Still, it is hugely ineffective for me to raise these complaints or voice criticism. Having lived in the south now for several years I have encountered the inherent defensiveness of its peoples. It is a defensiveness that cuts across political lines. I have met Mississippi progressives who presumably oppose virtually every law in the state and still bristle with fierce Mississippi pride. Like Hillbillies, Jews, and African American comics, it is their job to shame their people.** This social phenomenon is perhaps even more pronounced in the South because of, you guessed it, the Civil War. Reconstruction was a federal policy of patronization and condescension, however well deserved, and it continues to be ill received. The term “carpetbagger” comes from the Reconstruction era, and refers to idealistic (and opportunistic) Northerners who went South after the war to make a political name for themselves, and possibly convert the natives to their brand of radical Republicanism.^ One Southerner who grew up during the civil war explained a popular view, that the South would have gotten along just fine after the war, “had it not been for the enemies of the South and the Yankee element of designing politicians who lived by the misfortunes of the South. These swooped like vultures upon the patriotic, but misguided South.”
That sentiment — that the South is fundamentally good, albeit “misguided” at times, and needs no help or guidance from Yankees — is very much alive and well. How this translates into electing a New York City billionaire who wouldn’t spend a night in Jackson, Kentucky if his private plane crashed there, is beyond me. As is any neat solution. But I would suggest some earnest self-reflection. Reflexive anger at outsiders despite whatever the merits of their arguments is not unique to regional Republicans. If you believe otherwise, talk to someone from New Jersey. Being conscious of the inevitable reactions to such rhetoric can perhaps help us have better conversations in the future.

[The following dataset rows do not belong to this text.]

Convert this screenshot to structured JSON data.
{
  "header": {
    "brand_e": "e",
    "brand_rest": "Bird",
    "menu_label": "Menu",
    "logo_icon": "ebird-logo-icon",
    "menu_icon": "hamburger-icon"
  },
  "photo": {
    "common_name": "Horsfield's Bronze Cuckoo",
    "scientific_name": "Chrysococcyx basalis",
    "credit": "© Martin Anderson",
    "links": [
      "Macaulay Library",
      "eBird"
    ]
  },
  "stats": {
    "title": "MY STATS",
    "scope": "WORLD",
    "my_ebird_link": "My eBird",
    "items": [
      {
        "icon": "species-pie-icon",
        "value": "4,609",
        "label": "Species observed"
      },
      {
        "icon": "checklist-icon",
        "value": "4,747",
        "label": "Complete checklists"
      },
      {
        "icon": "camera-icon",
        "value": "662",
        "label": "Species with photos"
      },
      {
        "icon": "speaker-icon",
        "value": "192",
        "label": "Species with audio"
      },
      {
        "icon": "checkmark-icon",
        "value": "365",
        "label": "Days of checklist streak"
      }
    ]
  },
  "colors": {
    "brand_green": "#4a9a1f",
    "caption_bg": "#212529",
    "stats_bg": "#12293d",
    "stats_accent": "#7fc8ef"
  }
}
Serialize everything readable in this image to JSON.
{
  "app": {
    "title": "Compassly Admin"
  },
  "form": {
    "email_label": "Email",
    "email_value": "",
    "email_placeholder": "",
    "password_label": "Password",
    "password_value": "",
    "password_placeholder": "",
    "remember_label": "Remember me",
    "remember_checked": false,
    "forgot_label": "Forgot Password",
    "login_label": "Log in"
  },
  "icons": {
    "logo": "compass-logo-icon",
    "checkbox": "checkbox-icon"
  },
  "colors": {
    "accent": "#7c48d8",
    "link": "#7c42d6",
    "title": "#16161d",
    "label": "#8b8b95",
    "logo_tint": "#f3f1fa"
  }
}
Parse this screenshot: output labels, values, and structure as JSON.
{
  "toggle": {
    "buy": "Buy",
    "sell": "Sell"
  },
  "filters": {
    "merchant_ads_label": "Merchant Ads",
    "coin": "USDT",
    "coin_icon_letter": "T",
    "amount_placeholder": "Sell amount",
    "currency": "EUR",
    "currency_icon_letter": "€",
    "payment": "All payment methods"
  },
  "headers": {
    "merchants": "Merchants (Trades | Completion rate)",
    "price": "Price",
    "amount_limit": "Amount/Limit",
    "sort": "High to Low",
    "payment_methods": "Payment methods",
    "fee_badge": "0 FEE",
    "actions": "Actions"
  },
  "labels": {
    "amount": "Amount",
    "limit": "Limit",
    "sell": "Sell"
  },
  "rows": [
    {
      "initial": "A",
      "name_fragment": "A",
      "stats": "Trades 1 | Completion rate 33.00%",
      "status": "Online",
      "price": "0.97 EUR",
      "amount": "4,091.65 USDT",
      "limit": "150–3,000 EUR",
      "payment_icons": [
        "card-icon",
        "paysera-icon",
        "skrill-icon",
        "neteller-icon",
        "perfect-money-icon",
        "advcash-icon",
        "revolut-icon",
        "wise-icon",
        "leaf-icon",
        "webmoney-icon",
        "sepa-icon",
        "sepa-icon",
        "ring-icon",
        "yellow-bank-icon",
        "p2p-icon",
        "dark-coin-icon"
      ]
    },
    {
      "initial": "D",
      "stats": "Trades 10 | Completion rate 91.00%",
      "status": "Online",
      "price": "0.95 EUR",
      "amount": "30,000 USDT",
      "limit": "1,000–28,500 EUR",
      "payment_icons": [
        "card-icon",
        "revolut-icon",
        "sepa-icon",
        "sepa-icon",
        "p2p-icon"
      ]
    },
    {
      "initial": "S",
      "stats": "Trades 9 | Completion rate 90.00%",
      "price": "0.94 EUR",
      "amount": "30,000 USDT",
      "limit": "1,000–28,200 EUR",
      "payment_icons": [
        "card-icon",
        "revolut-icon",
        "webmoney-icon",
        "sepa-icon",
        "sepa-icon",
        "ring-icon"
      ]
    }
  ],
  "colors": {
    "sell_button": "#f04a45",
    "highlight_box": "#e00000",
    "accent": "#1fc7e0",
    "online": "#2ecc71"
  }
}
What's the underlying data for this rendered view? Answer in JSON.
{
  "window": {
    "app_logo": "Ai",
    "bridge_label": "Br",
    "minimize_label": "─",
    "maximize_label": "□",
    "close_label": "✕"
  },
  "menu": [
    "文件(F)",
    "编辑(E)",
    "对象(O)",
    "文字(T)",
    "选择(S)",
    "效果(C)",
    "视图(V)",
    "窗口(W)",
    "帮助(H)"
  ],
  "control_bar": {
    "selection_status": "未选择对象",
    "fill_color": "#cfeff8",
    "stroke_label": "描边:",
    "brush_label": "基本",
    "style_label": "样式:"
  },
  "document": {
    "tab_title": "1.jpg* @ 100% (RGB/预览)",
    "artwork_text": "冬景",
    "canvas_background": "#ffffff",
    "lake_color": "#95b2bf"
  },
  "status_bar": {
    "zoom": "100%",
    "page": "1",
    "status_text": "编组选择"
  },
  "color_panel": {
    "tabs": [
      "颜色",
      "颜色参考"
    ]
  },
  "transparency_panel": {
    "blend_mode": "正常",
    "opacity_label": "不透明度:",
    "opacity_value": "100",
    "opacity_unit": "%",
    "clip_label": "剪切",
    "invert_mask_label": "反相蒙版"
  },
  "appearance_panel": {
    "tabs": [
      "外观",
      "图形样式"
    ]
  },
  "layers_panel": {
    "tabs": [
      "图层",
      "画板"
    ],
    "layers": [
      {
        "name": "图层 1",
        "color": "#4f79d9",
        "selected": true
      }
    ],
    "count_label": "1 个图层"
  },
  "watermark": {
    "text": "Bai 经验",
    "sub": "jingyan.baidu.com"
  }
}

*There are layers here. There is also the argument that the butt of the joke is stereotyping itself.
**To reiterate the above footnote, Chappelle wasn’t necessarily “shaming” African Americans.